How Will the New Plan Affect Lebron's Taxes?
In this article: With the new tax plan taking affect in 2018, we decided to figure out how one of the world’s biggest athletes’ taxes will change.
Published Dec. 20, 2017
Reading Time: 3 minutes.
Lebron James is considered by many to be the best basketball player in the world. Not only is he is a 3-time NBA champion, but he single-handedly put an entire city on the map (no offense Cleveland). It’s not surprising that he’s worth an estimated $400 million and is expected to make at least $30 million in 2017 from his NBA salary alone.

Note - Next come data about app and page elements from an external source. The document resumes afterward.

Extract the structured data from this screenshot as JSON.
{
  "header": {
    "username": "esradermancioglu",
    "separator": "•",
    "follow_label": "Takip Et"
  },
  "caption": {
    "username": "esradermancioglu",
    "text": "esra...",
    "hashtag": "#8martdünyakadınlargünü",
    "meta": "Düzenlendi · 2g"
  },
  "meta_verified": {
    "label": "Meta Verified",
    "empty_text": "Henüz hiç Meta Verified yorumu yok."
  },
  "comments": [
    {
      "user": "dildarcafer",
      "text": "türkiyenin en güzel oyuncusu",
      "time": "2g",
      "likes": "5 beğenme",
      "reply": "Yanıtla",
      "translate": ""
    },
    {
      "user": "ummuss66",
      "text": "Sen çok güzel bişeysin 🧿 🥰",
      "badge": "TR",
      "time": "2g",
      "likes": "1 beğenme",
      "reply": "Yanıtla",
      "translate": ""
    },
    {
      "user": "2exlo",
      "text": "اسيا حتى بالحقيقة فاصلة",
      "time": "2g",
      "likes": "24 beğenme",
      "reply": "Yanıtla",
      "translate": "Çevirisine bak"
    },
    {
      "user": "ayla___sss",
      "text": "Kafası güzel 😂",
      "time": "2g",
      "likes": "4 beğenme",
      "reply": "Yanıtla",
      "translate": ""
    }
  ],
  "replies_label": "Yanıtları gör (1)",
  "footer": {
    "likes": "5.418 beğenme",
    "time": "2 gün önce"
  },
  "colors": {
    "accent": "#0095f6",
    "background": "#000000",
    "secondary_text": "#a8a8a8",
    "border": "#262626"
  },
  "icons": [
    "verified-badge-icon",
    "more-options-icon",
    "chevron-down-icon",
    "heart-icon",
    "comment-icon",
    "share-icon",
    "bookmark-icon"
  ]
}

So, with the new Republican tax plan being passed and taking effect January 1, 2018, we thought it would be fun (we are pretty lame I know) to try and figure out whether Lebron’s federal taxes will increase or decrease in 2019. Any guesses?
Start Off With A Few Assumptions.
To make it easy, let’s only look at his modest $30 million NBA salary and not the additional $50+ million he makes each year in endorsements. Additionally, let’s also assume he files jointly with his wife and only pays state taxes in Ohio (which we know isn’t true because of the jock taxes that high-earning athletes pay). Lastly, since it’s impossible for me to accurately know how much he deducts from his gross income, let’s also assume he can deduct all of his state, local, and property taxes but with everything else at zero.
With the current tax law:
With current tax laws, Lebron may deduct $1.767 million from his federal tax bill. That comes from $1.6million in Ohio state and local taxes and $167k in property taxes from his $9.5 million home in Akron. He loses some of that deduction to the Pease limit, leaving him with a little over $875k to deduct. After applying his taxable income to the current tax rates, he’s left with a federal tax bill of $11.4 million. Or 39 cents for every dollar he earns.
With the new tax law:
With the new tax plan, Lebron can only deduct up to $10,000 of his state, local and property taxes from his Federal tax bill. Assuming he didn’t have any other deductions (which is very unlikely), he’ll be better off taking the standard deduction which increases under the new plan. For single filers, $6,500 jumped up to $12,000, and married joint filers went from $13,000 to $24,000. Applying his taxable income to the new lower tax rates would leave him with a federal tax bill of approximately $11.03 million. Or 37 cents of every dollar he earns.
So even though Lebron is unable to deduct his entire state, local, & property taxes with the new plan, he will save in federal. The new lower brackets will allow him to save approximately $446,000. That’s enough money to buy 25 or 600 bitcoins, depending on what day it is. Either way, it’s a heck of a lot of money to save every year.
If you enjoyed this post, check out Tax Lessons From Tom Brady.